▸ **WHAT THE TASK ASKS**
Give the listing again, word for word.

▸ **RECORDS FOR THIS TASK**
───

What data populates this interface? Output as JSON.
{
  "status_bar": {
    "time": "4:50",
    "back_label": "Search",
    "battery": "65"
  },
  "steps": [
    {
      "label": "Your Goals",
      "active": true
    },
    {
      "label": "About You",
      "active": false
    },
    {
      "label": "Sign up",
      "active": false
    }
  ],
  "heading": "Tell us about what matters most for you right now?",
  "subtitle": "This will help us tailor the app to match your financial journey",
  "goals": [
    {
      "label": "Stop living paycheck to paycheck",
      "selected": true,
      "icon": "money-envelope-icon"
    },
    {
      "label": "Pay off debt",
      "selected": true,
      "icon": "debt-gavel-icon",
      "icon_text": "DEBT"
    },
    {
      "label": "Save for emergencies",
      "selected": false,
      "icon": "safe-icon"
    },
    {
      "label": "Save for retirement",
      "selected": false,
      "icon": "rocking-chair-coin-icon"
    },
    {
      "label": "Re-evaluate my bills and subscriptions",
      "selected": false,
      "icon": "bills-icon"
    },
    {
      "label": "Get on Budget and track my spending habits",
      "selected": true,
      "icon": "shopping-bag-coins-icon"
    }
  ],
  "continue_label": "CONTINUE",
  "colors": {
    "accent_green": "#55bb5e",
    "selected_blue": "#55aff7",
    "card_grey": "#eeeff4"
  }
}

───

▸ **OUTPUT OF THE EXERCISE**
What data populates this interface? Output as JSON.
{
  "status_bar": {
    "time": "4:50",
    "back_label": "Search",
    "battery": "65"
  },
  "steps": [
    {
      "label": "Your Goals",
      "active": true
    },
    {
      "label": "About You",
      "active": false
    },
    {
      "label": "Sign up",
      "active": false
    }
  ],
  "heading": "Tell us about what matters most for you right now?",
  "subtitle": "This will help us tailor the app to match your financial journey",
  "goals": [
    {
      "label": "Stop living paycheck to paycheck",
      "selected": true,
      "icon": "money-envelope-icon"
    },
    {
      "label": "Pay off debt",
      "selected": true,
      "icon": "debt-gavel-icon",
      "icon_text": "DEBT"
    },
    {
      "label": "Save for emergencies",
      "selected": false,
      "icon": "safe-icon"
    },
    {
      "label": "Save for retirement",
      "selected": false,
      "icon": "rocking-chair-coin-icon"
    },
    {
      "label": "Re-evaluate my bills and subscriptions",
      "selected": false,
      "icon": "bills-icon"
    },
    {
      "label": "Get on Budget and track my spending habits",
      "selected": true,
      "icon": "shopping-bag-coins-icon"
    }
  ],
  "continue_label": "CONTINUE",
  "colors": {
    "accent_green": "#55bb5e",
    "selected_blue": "#55aff7",
    "card_grey": "#eeeff4"
  }
}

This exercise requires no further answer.